Mine Falls Park, as ever, was a beautiful place to visit. The cove’s water level in this drought-stricken season was lower than I’ve ever seen it. Even so, the park’s woods and waterside plants were irrepressibly lush.
How To: A bit of road walking was involved in the loop. I parked on Whipple Street, walked up Simon Street to Will Street – watching out for the tractor-trailers on their way to the nearby UPS depot – and then picked up the Heritage Trail. When I got to the sign on the trail pointing me to Mine Falls’ 7th Street entrance, I turned onto 7th Street and followed it across Ledge Street to the park entrance. I turned left at the canal and kept walking back to the Whipple Street entrance. A little shy of 3 miles, all told.

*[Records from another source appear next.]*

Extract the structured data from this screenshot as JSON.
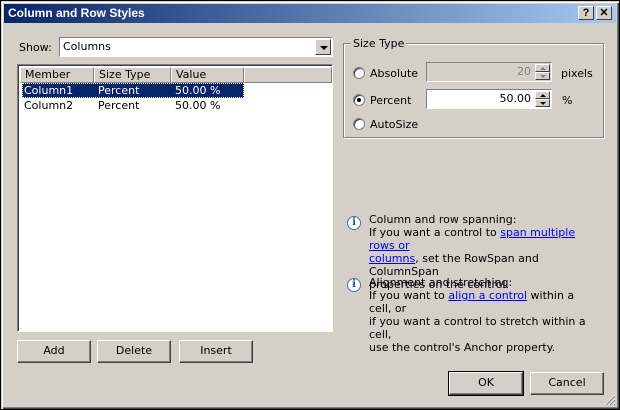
{
  "window": {
    "title": "Column and Row Styles",
    "help_button": "?",
    "close_button": "✕"
  },
  "show": {
    "label": "Show:",
    "selected": "Columns"
  },
  "list": {
    "headers": [
      "Member",
      "Size Type",
      "Value"
    ],
    "rows": [
      {
        "member": "Column1",
        "size_type": "Percent",
        "value": "50.00 %",
        "selected": true
      },
      {
        "member": "Column2",
        "size_type": "Percent",
        "value": "50.00 %",
        "selected": false
      }
    ]
  },
  "buttons": {
    "add": "Add",
    "delete": "Delete",
    "insert": "Insert",
    "ok": "OK",
    "cancel": "Cancel"
  },
  "size_type": {
    "title": "Size Type",
    "absolute": {
      "label": "Absolute",
      "value": "20",
      "unit": "pixels",
      "checked": false
    },
    "percent": {
      "label": "Percent",
      "value": "50.00",
      "unit": "%",
      "checked": true
    },
    "autosize": {
      "label": "AutoSize",
      "checked": false
    }
  },
  "info": {
    "spanning": {
      "heading": "Column  and  row  spanning:",
      "pre": "If you want a control to ",
      "link": "span multiple rows or",
      "link2": "columns",
      "post": ", set the RowSpan and ColumnSpan",
      "post2": "properties on the control."
    },
    "alignment": {
      "heading": "Alignment  and  stretching:",
      "pre": "If you want to ",
      "link": "align a control",
      "post": " within a cell, or",
      "line2": "if you want a control to stretch within a cell,",
      "line3": "use the control's Anchor property."
    }
  }
}
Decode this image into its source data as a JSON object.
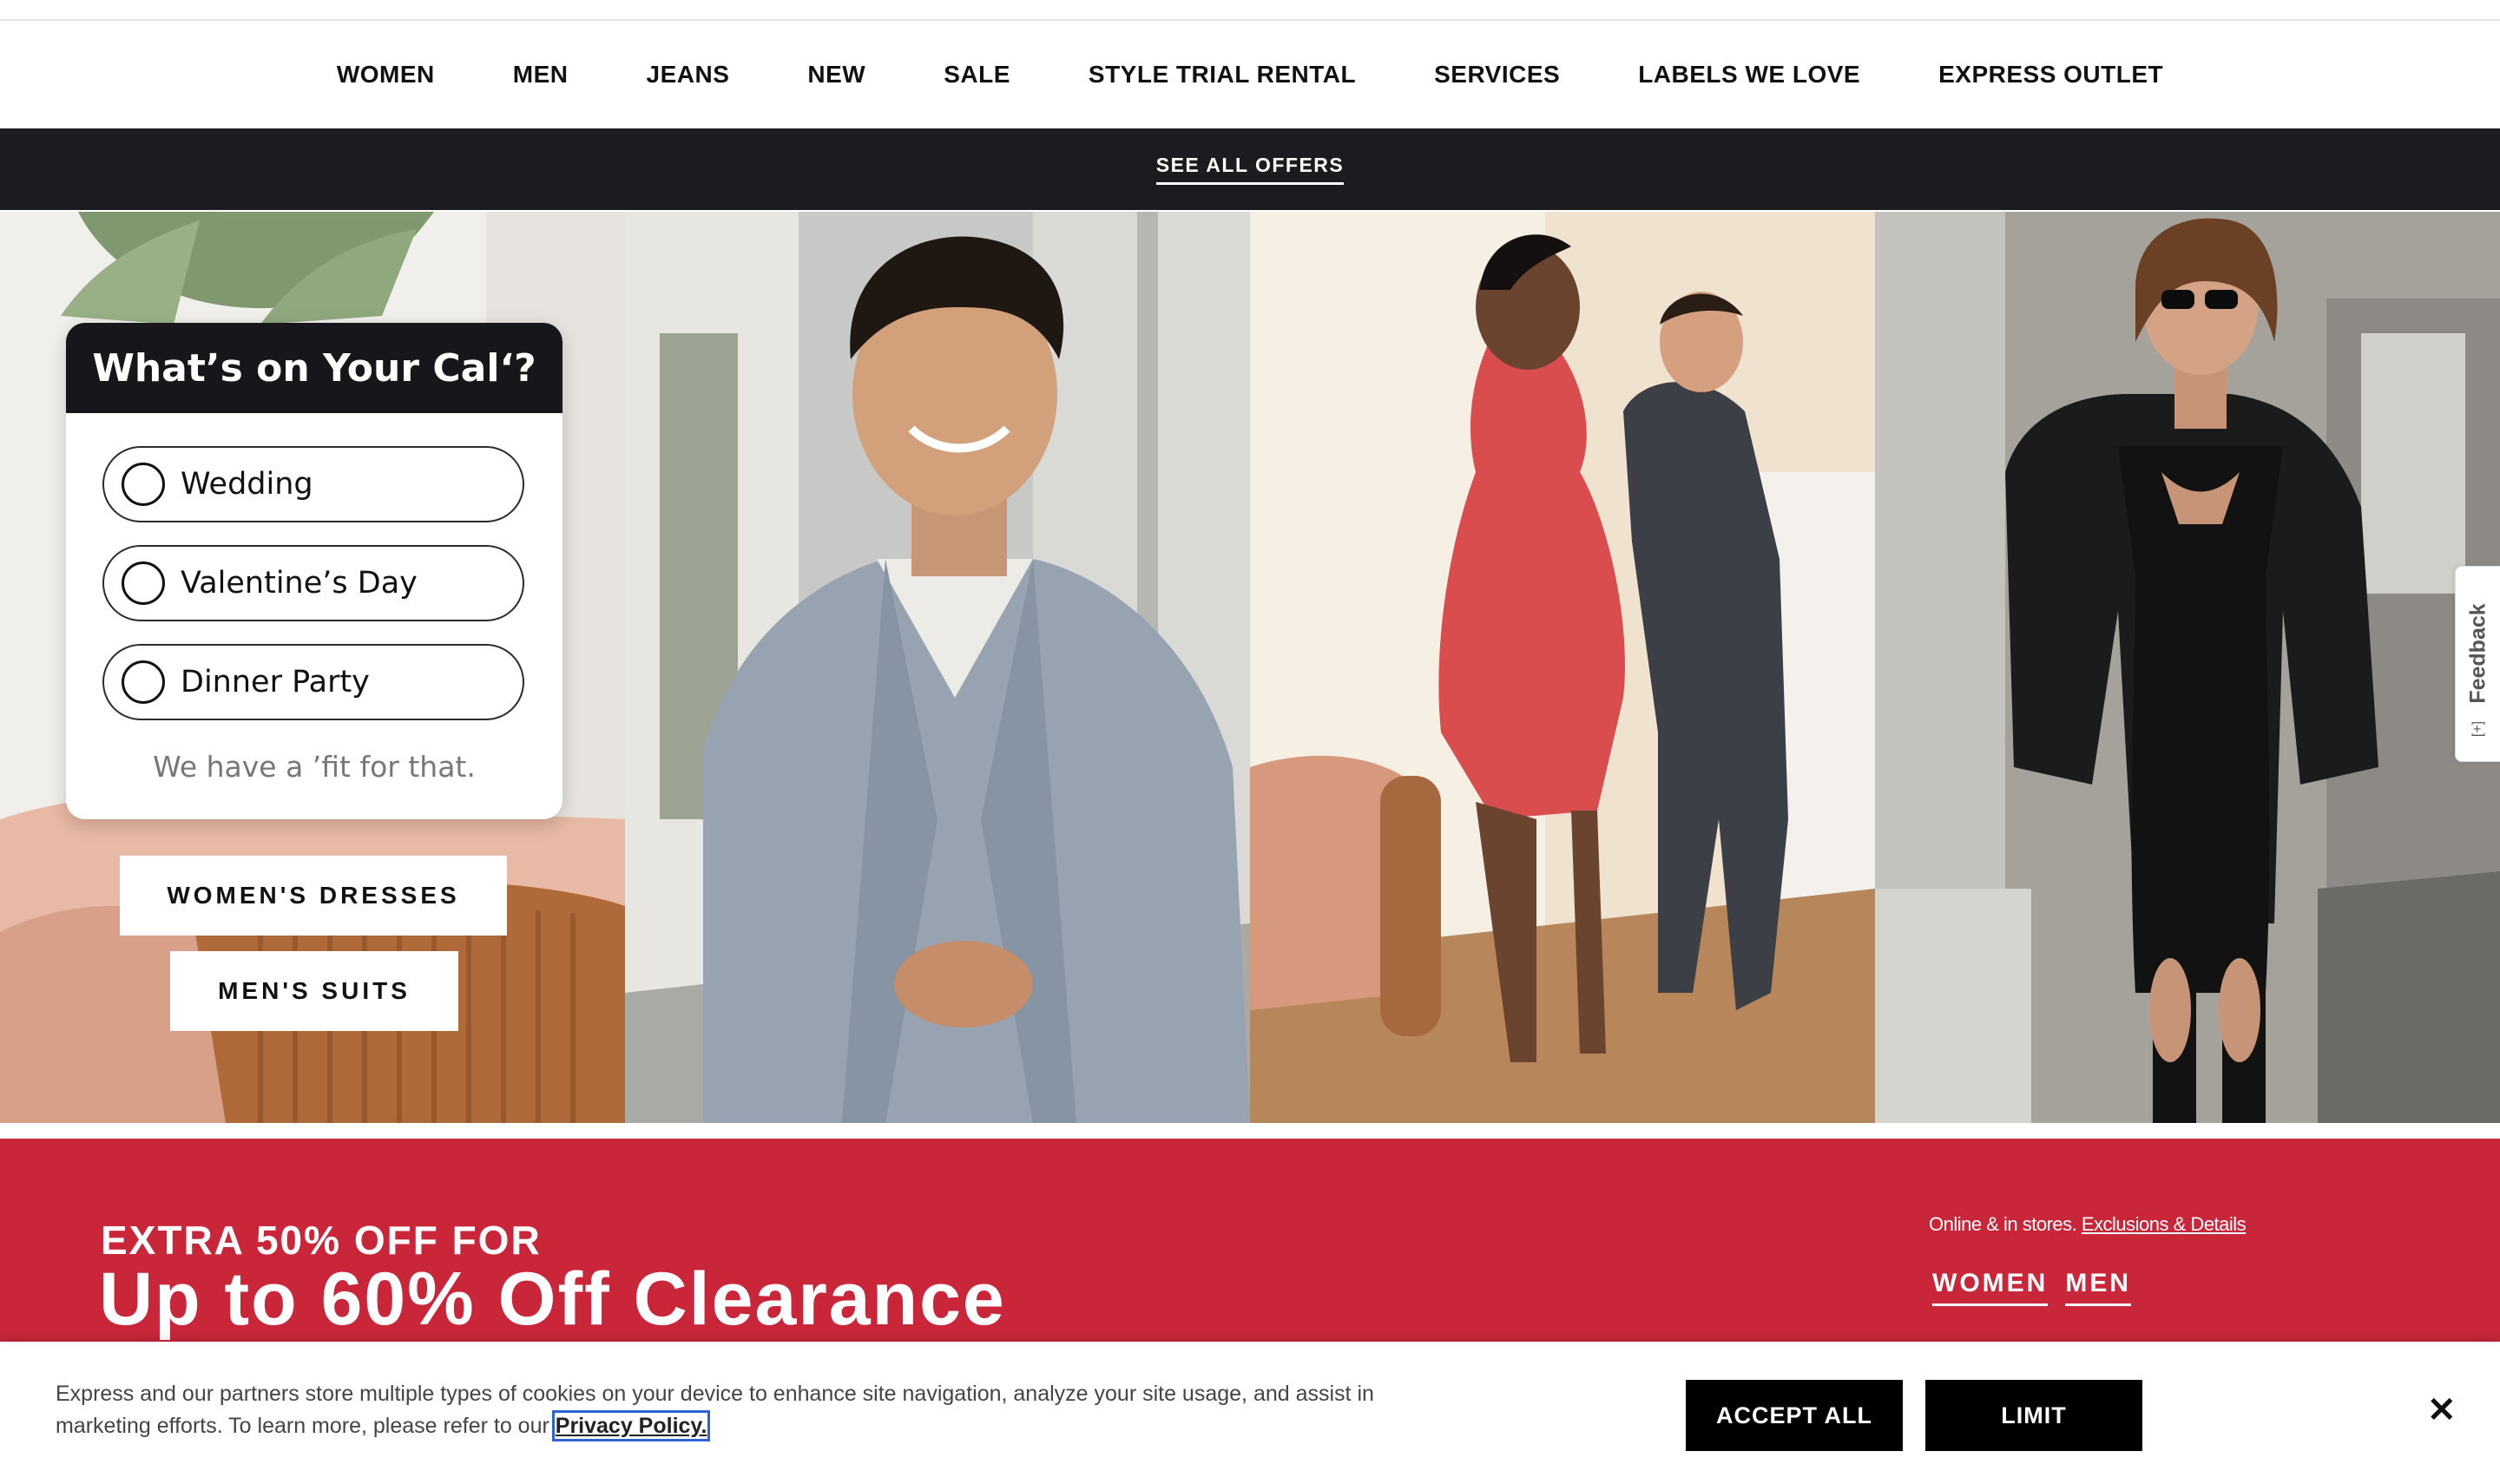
{
  "nav": {
    "items": [
      "WOMEN",
      "MEN",
      "JEANS",
      "NEW",
      "SALE",
      "STYLE TRIAL RENTAL",
      "SERVICES",
      "LABELS WE LOVE",
      "EXPRESS OUTLET"
    ]
  },
  "offers_bar": {
    "label": "SEE ALL OFFERS"
  },
  "calendar_card": {
    "title": "What’s on Your Cal‘?",
    "options": [
      "Wedding",
      "Valentine’s Day",
      "Dinner Party"
    ],
    "footer": "We have a ’fit for that."
  },
  "ctas": {
    "womens_dresses": "WOMEN'S DRESSES",
    "mens_suits": "MEN'S SUITS"
  },
  "promo": {
    "pre": "EXTRA 50% OFF FOR",
    "headline": "Up to 60% Off Clearance",
    "note": "Online & in stores.",
    "note_link": "Exclusions & Details",
    "links": [
      "WOMEN",
      "MEN"
    ]
  },
  "feedback": {
    "label": "Feedback",
    "icon": "[+]"
  },
  "cookie": {
    "message": "Express and our partners store multiple types of cookies on your device to enhance site navigation, analyze your site usage, and assist in marketing efforts. To learn more, please refer to our",
    "policy_link": "Privacy Policy.",
    "accept": "ACCEPT ALL",
    "limit": "LIMIT",
    "close": "✕"
  },
  "colors": {
    "offers_bar": "#1b1b20",
    "promo_red": "#c9263a",
    "cookie_button": "#000000"
  }
}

Recent walks and rides: Londonderry, Derry, and Windham. Each town has its own portion of New Hampshire rail trail on the old Manchester-Lawrence rail line. There are gaps, but the segments are being stitched together a bit at a time.
These are paved trails. They’re like boulevards without cars. They’re high-traffic compared with most of their unpaved cousins, but they’re off-road and therefore safer than hoofing it down any local street. I just stayed to the right, passed with care when I needed to pass, and kept my speed down. (I never have trouble keeping my speed down.)
No sooner was the Londonderry trail extended to Harvey Road in 2019 than an informal parking lot took shape near the trailhead, doubling as an observation point for watching the planes at Manchester’s airport. I love that kind of efficiency.
On my most recent visit on a hot summer day, I was surprised by a gentle fragrance as Little Cohas Brook came into sight. I gave the credit to the blooming water lilies. Loosestrife was in bloom as well: lovely purple color on what I’m told is a highly invasive plant.
Busy as the trail can be, I had no sense of being crowded on my midweek visit. There was room for everyone. I even had a bench to myself for a bit of birdwatching.
I like seeing mile markers that have been restored or re-created. They keep me mindful of a trail’s history.
A decorative cairn made me smile at another peaceful resting spot along the trail.
Four and a half paved miles extend from Harvey Road to the town line at NH Route 28. From the southern end, I could see across the road to a yet-undeveloped stretch of railbed in Derry. Its day will come.
Local trail group: Londonderry Trailways
I spent a good afternoon walking on Derry’s trail that links Hood Park with Windham Junction. That’s about 8 miles round trip, with refreshments available from businesses near each end. Parking is available at both ends.
Nothing but an embankment and a strip of trees separated me from I-93 on the southern part of the trail. Once the trail and highway diverged, the scenery changed to wetlands full of red-winged blackbirds. Proceeding north, I entered residential areas, then passed a ball field, and crossed busy NH Route 102 in the center of town.
Crossing 102 was easier than I expected. Traffic actually stopped for me as I entered the crosswalk. That is not something I take for granted in central business districts, even on a weekend.
My favorite part of the trail paid tribute to poet Robert Frost, who spent a few years teaching at nearby Pinkerton Academy. “The Road Not Taken” had been stenciled on the trail only a day or two before my walk. More artwork has since been added.
Local trail group: Derry Rail Trail
I confess to a special liking for the Windham rail trail. Annually – except during this COVID year – there’s a 5k race (3.1 miles) here that usually falls near my birthday. I consider the race a present to myself. Even on the hottest day, this is a cool and restful trail.
Windham Junction, with its restored depot and caboose, has a good-sized parking lot. That makes it a good starting point for a ride or walk north into Derry or south into Salem. My recent trip was just to enjoy the Windham trail itself.
The trail looked practically freshly-pressed. Recent maintenance work has improved the trail’s surface and drainage.
Local trail group: Windham Rail Trail Alliance